Most of the reliefs are concerned with Nivola’s personal cosmographic, or at least meteorological, allegories. The artist’s experience of nature, or his reflection upon that experience, has led to a display of inventiveness wherein natural elements appear in recognizable form, but have been granted a persona. The earth as a vulnerably sprawled female is presented in Summer Day with an organic lyricism that surpasses the labored Surrealist puns of, say, Tchelitchew. The difference between a dumb sight-gag and an authentic personification of nature is a matter of spiritual authority. In the one, certain analogical possibilities of form are flaunted as an amusing device, to delight and provoke, and in the other, an identity in nature, recognizable as soon as it is perceived, is manifested. For Nivola, these identities are almost always beneficent to the senses. Spring Air is a lofting dream of smudged forms and volumes that merge pictorially with the relief ground. Rippling bulges, still very much in the process of becoming, articulate the indeterminately active mood of Weather’s Dilemma. All this sounds rather sweet, as indeed it is; however, the artist must be given credit for forbearing to introduce gratuitous klutzy touches and gaucheries in an effort to “balls up“ his poetic dream. The vigor and energy of the forms themselves push aside any effeteness, although there is considerable self indulgence in the matter of patinas, tending as they do to sunny gold.

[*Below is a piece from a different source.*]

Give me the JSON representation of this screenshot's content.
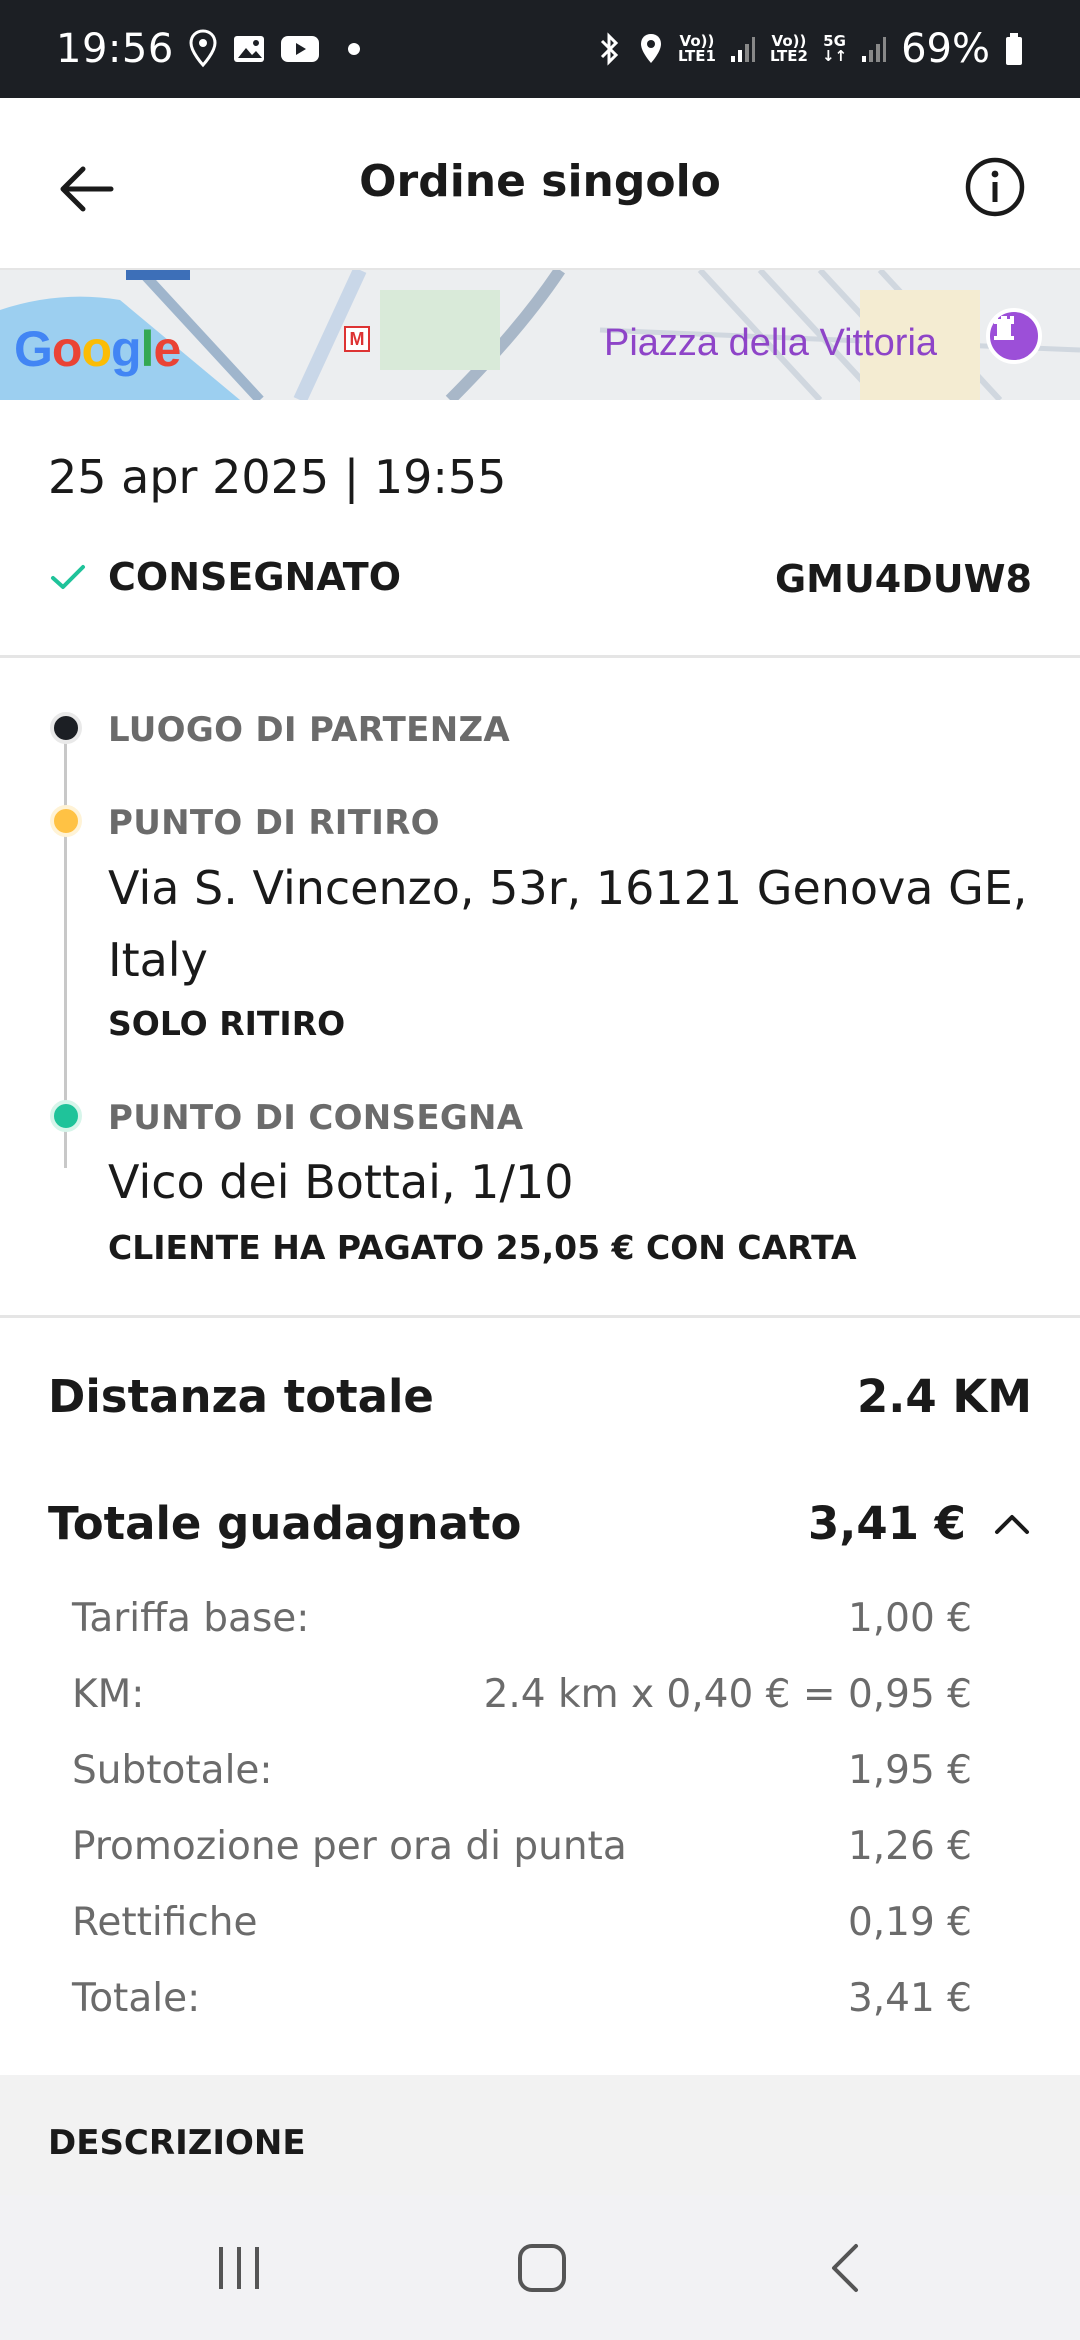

Two explicitly figurative reliefs, Silent Thoughts and Waiting, are afflicted with terminal over-literalness and too much drawing with a point in the relief ground to indicate an interior space. It is all right for reliefs to be pictorial, but the artist must never come to think that they are pictures. The figures too, pensive and thought-struck, are so specific as to end in condescensions to the acuities of the viewer.

Among the free-standing pieces, the best is certainly Night Party, a flattish piece which is really a relief panel turned through ninety degrees. In it the artist has dealt with a very difficult problem of scale (it is a nocturnal beach party) and skillfully brings off a remarkable interrelation of figures, wavy water, and the strand. A lone Bathing Figure is best of class for single figure pieces, preserving with pathetic clarity the friable nature of the worked clay in shimmering golden bronze.

Nivola’s clear hits lie with the pieces having to do with nature and landscape-like ideas rather than in his brushes with the problems of figure sculpture. In fact, usually he is prudent enough not to become directly and exclusively entangled with the problem. Landscape can assimilate his high degree of personal psychic projection, but the figure, presupposing as it does the possibility of a sentience somewhat independent of the artist, will not gracefully bear it. Because this is so, Nivola’s figure pieces here seem overburdened with Emotional Import, and the expressive gesture becomes theatrical posturing.

Dennis Adrian